---------- RECORDS FOR PROCESSING ----------

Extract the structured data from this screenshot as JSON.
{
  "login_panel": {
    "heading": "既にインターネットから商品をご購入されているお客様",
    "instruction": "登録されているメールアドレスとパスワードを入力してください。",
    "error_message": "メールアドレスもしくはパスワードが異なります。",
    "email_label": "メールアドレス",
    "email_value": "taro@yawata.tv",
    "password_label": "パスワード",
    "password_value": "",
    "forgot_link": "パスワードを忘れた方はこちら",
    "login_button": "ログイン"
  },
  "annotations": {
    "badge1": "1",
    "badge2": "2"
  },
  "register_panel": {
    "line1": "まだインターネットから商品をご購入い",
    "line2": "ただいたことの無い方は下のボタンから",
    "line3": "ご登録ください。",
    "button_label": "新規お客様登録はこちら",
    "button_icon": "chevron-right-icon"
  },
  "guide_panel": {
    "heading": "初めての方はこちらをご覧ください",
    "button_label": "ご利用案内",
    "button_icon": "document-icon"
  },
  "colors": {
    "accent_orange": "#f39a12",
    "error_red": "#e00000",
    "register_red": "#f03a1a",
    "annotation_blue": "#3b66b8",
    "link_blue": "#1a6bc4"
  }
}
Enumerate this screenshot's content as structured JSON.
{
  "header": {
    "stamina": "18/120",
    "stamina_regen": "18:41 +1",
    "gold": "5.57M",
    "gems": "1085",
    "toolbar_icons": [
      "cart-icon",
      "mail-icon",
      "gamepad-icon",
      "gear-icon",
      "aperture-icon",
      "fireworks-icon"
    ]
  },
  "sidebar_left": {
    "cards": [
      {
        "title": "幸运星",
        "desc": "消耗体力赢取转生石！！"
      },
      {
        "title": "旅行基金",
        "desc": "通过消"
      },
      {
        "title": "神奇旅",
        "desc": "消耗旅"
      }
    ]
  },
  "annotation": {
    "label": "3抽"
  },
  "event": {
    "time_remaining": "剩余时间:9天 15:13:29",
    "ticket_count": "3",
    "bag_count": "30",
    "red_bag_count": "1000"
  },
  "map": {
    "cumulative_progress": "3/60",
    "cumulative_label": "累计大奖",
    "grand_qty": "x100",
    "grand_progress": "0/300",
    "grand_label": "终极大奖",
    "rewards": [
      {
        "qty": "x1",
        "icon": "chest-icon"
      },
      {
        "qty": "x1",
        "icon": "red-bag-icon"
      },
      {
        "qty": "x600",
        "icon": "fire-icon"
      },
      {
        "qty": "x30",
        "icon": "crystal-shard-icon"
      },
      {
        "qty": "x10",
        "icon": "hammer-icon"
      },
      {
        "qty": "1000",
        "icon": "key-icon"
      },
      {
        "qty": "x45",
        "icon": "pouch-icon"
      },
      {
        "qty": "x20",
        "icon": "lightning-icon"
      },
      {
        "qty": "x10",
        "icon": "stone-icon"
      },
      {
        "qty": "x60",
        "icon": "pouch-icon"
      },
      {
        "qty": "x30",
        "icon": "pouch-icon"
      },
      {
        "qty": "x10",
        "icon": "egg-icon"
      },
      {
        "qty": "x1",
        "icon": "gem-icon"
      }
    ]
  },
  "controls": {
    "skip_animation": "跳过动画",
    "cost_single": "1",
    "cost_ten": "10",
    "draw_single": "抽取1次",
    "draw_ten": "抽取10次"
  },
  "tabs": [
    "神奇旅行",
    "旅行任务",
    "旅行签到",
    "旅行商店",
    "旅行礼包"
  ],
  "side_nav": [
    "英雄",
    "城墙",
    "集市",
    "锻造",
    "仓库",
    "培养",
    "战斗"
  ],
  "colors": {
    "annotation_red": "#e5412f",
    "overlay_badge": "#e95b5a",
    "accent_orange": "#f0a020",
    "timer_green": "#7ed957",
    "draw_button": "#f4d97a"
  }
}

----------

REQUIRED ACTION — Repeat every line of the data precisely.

EXPECTED OUTPUT —
Extract the structured data from this screenshot as JSON.
{
  "login_panel": {
    "heading": "既にインターネットから商品をご購入されているお客様",
    "instruction": "登録されているメールアドレスとパスワードを入力してください。",
    "error_message": "メールアドレスもしくはパスワードが異なります。",
    "email_label": "メールアドレス",
    "email_value": "taro@yawata.tv",
    "password_label": "パスワード",
    "password_value": "",
    "forgot_link": "パスワードを忘れた方はこちら",
    "login_button": "ログイン"
  },
  "annotations": {
    "badge1": "1",
    "badge2": "2"
  },
  "register_panel": {
    "line1": "まだインターネットから商品をご購入い",
    "line2": "ただいたことの無い方は下のボタンから",
    "line3": "ご登録ください。",
    "button_label": "新規お客様登録はこちら",
    "button_icon": "chevron-right-icon"
  },
  "guide_panel": {
    "heading": "初めての方はこちらをご覧ください",
    "button_label": "ご利用案内",
    "button_icon": "document-icon"
  },
  "colors": {
    "accent_orange": "#f39a12",
    "error_red": "#e00000",
    "register_red": "#f03a1a",
    "annotation_blue": "#3b66b8",
    "link_blue": "#1a6bc4"
  }
}
Enumerate this screenshot's content as structured JSON.
{
  "header": {
    "stamina": "18/120",
    "stamina_regen": "18:41 +1",
    "gold": "5.57M",
    "gems": "1085",
    "toolbar_icons": [
      "cart-icon",
      "mail-icon",
      "gamepad-icon",
      "gear-icon",
      "aperture-icon",
      "fireworks-icon"
    ]
  },
  "sidebar_left": {
    "cards": [
      {
        "title": "幸运星",
        "desc": "消耗体力赢取转生石！！"
      },
      {
        "title": "旅行基金",
        "desc": "通过消"
      },
      {
        "title": "神奇旅",
        "desc": "消耗旅"
      }
    ]
  },
  "annotation": {
    "label": "3抽"
  },
  "event": {
    "time_remaining": "剩余时间:9天 15:13:29",
    "ticket_count": "3",
    "bag_count": "30",
    "red_bag_count": "1000"
  },
  "map": {
    "cumulative_progress": "3/60",
    "cumulative_label": "累计大奖",
    "grand_qty": "x100",
    "grand_progress": "0/300",
    "grand_label": "终极大奖",
    "rewards": [
      {
        "qty": "x1",
        "icon": "chest-icon"
      },
      {
        "qty": "x1",
        "icon": "red-bag-icon"
      },
      {
        "qty": "x600",
        "icon": "fire-icon"
      },
      {
        "qty": "x30",
        "icon": "crystal-shard-icon"
      },
      {
        "qty": "x10",
        "icon": "hammer-icon"
      },
      {
        "qty": "1000",
        "icon": "key-icon"
      },
      {
        "qty": "x45",
        "icon": "pouch-icon"
      },
      {
        "qty": "x20",
        "icon": "lightning-icon"
      },
      {
        "qty": "x10",
        "icon": "stone-icon"
      },
      {
        "qty": "x60",
        "icon": "pouch-icon"
      },
      {
        "qty": "x30",
        "icon": "pouch-icon"
      },
      {
        "qty": "x10",
        "icon": "egg-icon"
      },
      {
        "qty": "x1",
        "icon": "gem-icon"
      }
    ]
  },
  "controls": {
    "skip_animation": "跳过动画",
    "cost_single": "1",
    "cost_ten": "10",
    "draw_single": "抽取1次",
    "draw_ten": "抽取10次"
  },
  "tabs": [
    "神奇旅行",
    "旅行任务",
    "旅行签到",
    "旅行商店",
    "旅行礼包"
  ],
  "side_nav": [
    "英雄",
    "城墙",
    "集市",
    "锻造",
    "仓库",
    "培养",
    "战斗"
  ],
  "colors": {
    "annotation_red": "#e5412f",
    "overlay_badge": "#e95b5a",
    "accent_orange": "#f0a020",
    "timer_green": "#7ed957",
    "draw_button": "#f4d97a"
  }
}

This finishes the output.